- Brute-force searches in cryptography. Notable real-world examples include distributed.net and proof-of-work systems used in cryptocurrency.
- BLAST searches in bioinformatics for multiple queries (but not for individual large queries).
- Large scale facial recognition systems that compare thousands of arbitrary acquired faces (e.g., a security or surveillance video via closed-circuit television) with similarly large number of previously stored faces (e.g., a rogues gallery or similar watch list).
- Computer simulations comparing many independent scenarios.
- Evolutionary computation metaheuristics such as genetic algorithms.
- Ensemble calculations of numerical weather prediction.
- Event simulation and reconstruction in particle physics.
- The marching squares algorithm.
- Sieving step of the quadratic sieve and the number field sieve.
- Tree growth step of the random forest machine learning technique.
- Discrete Fourier transform where each harmonic is independently calculated.
- Convolutional neural networks running on GPUs.
- Hyperparameter grid search in machine learning.
- In R (programming language) – The Simple Network of Workstations (SNOW) package implements a simple mechanism for using a set of workstations or a Beowulf cluster for embarrassingly parallel computations.
- Amdahl's law defines value P, which would be almost or exactly equal to 1 for embarrassingly parallel problems.
- Map (parallel pattern)
- Massively parallel
- Parallel computing
- Process-oriented programming
- Shared-nothing architecture (SN)
- Symmetric multiprocessing (SMP)
- Connection Machine
- Cellular automaton
- CUDA framework
- Manycore processor
- Vector processor
- Herlihy, Maurice; Shavit, Nir (2012). The Art of Multiprocessor Programming, Revised Reprint (revised ed.). Elsevier. p. 14. ISBN 9780123977953. Retrieved 28 February 2016.
Some computational problems are “embarrassingly parallel”: they can easily be divided into components that can be executed concurrently.
- Section 1.4.4 of: Foster, Ian (1995). "Designing and Building Parallel Programs". Addison–Wesley. ISBN 9780201575941. Archived from the original on 2011-02-21.
- Matloff, Norman (2011). The Art of R Programming: A Tour of Statistical Software Design, p.347. No Starch. ISBN 9781593274108.
- Leykin, Anton; Verschelde, Jan; Zhuang, Yan (2006). "Parallel Homotopy Algorithms to Solve Polynomial Systems". Proceedings of ICMS 2006.
- Moler, Cleve (1986). Heath, Michael T., ed. "Matrix Computation on Distributed Memory Multiprocessors". Hypercube Multiprocessors. Society for Industrial and Applied Mathematics, Philadelphia. ISBN 0898712092.

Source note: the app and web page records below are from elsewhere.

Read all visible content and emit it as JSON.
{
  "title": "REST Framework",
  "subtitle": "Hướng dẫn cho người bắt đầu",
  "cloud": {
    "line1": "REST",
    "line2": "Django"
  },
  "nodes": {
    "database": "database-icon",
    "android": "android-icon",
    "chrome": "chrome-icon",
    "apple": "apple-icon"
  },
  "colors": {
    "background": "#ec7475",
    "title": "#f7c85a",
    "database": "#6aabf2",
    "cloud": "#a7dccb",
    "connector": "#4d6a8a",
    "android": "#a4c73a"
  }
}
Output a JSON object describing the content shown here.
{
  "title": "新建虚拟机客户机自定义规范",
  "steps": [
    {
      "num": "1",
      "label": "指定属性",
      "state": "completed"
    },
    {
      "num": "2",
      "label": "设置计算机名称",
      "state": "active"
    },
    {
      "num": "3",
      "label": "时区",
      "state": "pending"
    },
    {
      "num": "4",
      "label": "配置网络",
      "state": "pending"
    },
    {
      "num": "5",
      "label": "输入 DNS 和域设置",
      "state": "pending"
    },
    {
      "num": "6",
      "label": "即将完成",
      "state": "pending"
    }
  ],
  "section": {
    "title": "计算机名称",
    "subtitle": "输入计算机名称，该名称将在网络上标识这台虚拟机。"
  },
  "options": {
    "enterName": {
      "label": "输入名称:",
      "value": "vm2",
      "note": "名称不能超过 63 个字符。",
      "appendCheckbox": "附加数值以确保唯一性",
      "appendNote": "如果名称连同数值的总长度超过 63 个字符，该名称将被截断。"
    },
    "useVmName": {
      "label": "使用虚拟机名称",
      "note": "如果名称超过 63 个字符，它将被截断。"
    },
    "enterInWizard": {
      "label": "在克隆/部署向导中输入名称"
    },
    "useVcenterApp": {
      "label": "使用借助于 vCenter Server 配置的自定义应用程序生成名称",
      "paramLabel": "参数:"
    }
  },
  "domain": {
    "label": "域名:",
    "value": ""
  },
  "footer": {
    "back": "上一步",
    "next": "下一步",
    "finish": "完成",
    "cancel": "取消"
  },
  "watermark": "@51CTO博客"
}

- The Intel hypercube part 2 reposted on Cleve's Corner blog on The MathWorks website
- Kepner, Jeremy (2009). Parallel MATLAB for Multicore and Multinode Computers, p.12. SIAM. ISBN 9780898716733.
- Simon, Josefsson; Colin, Percival (August 2016). "The scrypt Password-Based Key Derivation Function". tools.ietf.org. Retrieved 2016-12-12.
- SeqAnswers forum
- How we made our face recognizer 25 times faster (developer blog post)
- Simple Network of Workstations (SNOW) package